Flight 810, on its way from Vancouver to Calgary, encountered severe icing and turbulence over the mountains. It was one of the worst air disasters in the world at the time and is still sixth worst in Canadian history.
Over the years, Chilliwack Search & Rescue has grown to meet the increasing demands for its services. From ten tasks annually in the 1980’s, Chilliwack Search and Rescue is currently called out more than 75 times a year.
Official agencies enlisted the help of experienced mountaineers and skilled local volunteers to search for the wreckage. Remoteness and the difficult terrain prevented the crash site from being found until May, 1957, five months later. It was located by mountaineers Elfrida Pigou, Geoffrey Walker, and David Cathcart at 7,600 feet on Mount Slesse and on the snow field 2,000 feet below. The crash site is now a protected area and remains highly inaccessible.
During the Mt. Slesse search, the need for a skilled, structured rescue group was recognized and as a result the Chilliwack Emergency Rescue Corps was formed. In the 1970’s, with the formation of the Provincial Emergency Program, the Corps was revitalized and renamed Chilliwack Volunteer Rescue. A few years later we changed our name to Chilliwack Search and Rescue.
hilliwack Search and Rescue is a volunteer organization working under the direction of the Royal Canadian Mounted Police (RCMP), Emergency Management British Columbia (EMBC), Emergency Health Services, the Coroner, and in coordination with the Chilliwack Fire Department.
As an example of services provided by Chilliwack Search and Rescue, in one day on August 3, 2013 there were four separate incidents requiring response. It was an extremely busy day for Chilliwack rescue crews. Two were recreational vehicles driven over embankments (an ATV and a dirt bike), one lost hiker and a pair of swimmers that got stranded. Three of the four rescues needed helicopter extraction. Everyone involved in the day’s mishaps survived.
Chilliwack Search and Rescue responds to emergencies anywhere within a 1100 square kilometre area of urban, rural, mountainous, swift water and wilderness terrain. Area boundaries are; west to the Vedder Canal, east to Chilliwack Lake, south to the U.S. border and north to the Fraser River.
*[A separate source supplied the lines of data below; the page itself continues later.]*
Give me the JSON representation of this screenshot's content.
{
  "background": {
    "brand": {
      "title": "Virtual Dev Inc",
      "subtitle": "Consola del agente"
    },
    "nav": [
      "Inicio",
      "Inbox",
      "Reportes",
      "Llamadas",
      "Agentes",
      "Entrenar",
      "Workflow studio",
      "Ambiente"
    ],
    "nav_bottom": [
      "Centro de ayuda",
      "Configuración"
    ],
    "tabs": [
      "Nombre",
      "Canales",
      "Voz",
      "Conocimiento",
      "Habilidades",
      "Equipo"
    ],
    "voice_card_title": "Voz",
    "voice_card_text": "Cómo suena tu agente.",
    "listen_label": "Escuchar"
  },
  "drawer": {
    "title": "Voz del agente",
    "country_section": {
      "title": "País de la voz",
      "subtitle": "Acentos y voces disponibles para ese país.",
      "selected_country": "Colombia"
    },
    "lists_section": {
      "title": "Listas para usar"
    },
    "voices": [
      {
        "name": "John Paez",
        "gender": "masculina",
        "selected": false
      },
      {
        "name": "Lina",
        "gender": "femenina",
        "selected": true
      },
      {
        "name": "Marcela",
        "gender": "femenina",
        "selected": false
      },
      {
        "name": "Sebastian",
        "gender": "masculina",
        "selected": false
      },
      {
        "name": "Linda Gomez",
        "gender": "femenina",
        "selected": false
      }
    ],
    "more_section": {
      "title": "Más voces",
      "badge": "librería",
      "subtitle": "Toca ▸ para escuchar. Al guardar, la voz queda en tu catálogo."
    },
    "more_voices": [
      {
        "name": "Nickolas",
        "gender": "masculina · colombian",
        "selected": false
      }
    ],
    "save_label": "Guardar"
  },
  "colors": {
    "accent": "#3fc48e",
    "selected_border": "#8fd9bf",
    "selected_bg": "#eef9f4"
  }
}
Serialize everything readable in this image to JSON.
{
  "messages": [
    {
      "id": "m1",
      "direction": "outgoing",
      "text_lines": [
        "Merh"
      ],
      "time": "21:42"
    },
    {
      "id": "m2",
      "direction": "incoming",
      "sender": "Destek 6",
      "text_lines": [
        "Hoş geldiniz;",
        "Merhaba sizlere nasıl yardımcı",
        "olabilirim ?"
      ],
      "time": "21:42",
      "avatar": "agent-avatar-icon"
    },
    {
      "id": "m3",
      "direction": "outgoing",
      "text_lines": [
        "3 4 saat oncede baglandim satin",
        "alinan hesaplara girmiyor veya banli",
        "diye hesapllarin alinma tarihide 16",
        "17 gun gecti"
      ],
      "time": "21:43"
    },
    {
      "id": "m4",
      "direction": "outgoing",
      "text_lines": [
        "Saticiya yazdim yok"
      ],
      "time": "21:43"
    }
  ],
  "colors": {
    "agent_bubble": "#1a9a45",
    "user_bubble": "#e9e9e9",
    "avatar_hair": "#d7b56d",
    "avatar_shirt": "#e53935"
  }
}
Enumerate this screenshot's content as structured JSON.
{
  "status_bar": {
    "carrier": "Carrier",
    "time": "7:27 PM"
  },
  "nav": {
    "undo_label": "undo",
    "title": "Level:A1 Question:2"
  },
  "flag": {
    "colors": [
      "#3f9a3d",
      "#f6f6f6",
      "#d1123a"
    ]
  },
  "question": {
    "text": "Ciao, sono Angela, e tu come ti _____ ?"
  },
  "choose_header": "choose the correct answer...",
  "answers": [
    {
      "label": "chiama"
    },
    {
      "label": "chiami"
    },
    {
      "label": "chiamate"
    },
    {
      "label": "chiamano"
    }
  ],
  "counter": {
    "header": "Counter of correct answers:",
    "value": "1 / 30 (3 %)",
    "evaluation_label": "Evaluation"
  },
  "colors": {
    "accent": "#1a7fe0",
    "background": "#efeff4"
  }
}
Chilliwack Search and Rescue is strictly volunteer and are trained in rescues of a difficult and/or technical nature.
Contact us if you’d like to learn more about corporate and organizational support.